Dataset content =
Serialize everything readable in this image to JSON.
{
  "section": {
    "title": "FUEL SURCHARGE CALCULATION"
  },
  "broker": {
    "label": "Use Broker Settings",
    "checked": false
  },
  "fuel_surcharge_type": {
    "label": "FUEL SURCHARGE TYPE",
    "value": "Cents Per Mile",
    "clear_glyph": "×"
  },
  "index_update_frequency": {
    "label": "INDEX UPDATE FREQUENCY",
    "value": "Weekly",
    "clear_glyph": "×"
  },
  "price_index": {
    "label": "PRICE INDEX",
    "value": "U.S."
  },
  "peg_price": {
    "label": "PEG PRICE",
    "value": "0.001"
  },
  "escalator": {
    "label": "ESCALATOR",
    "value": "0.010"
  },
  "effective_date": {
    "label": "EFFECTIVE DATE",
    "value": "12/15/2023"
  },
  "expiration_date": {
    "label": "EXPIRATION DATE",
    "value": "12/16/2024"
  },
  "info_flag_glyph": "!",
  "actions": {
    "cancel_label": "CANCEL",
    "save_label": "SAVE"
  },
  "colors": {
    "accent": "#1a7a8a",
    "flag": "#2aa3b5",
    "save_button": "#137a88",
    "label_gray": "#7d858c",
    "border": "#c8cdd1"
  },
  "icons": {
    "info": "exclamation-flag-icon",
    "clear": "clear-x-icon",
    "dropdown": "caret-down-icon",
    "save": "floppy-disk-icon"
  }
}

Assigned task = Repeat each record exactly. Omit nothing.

Exercise result =
Serialize everything readable in this image to JSON.
{
  "section": {
    "title": "FUEL SURCHARGE CALCULATION"
  },
  "broker": {
    "label": "Use Broker Settings",
    "checked": false
  },
  "fuel_surcharge_type": {
    "label": "FUEL SURCHARGE TYPE",
    "value": "Cents Per Mile",
    "clear_glyph": "×"
  },
  "index_update_frequency": {
    "label": "INDEX UPDATE FREQUENCY",
    "value": "Weekly",
    "clear_glyph": "×"
  },
  "price_index": {
    "label": "PRICE INDEX",
    "value": "U.S."
  },
  "peg_price": {
    "label": "PEG PRICE",
    "value": "0.001"
  },
  "escalator": {
    "label": "ESCALATOR",
    "value": "0.010"
  },
  "effective_date": {
    "label": "EFFECTIVE DATE",
    "value": "12/15/2023"
  },
  "expiration_date": {
    "label": "EXPIRATION DATE",
    "value": "12/16/2024"
  },
  "info_flag_glyph": "!",
  "actions": {
    "cancel_label": "CANCEL",
    "save_label": "SAVE"
  },
  "colors": {
    "accent": "#1a7a8a",
    "flag": "#2aa3b5",
    "save_button": "#137a88",
    "label_gray": "#7d858c",
    "border": "#c8cdd1"
  },
  "icons": {
    "info": "exclamation-flag-icon",
    "clear": "clear-x-icon",
    "dropdown": "caret-down-icon",
    "save": "floppy-disk-icon"
  }
}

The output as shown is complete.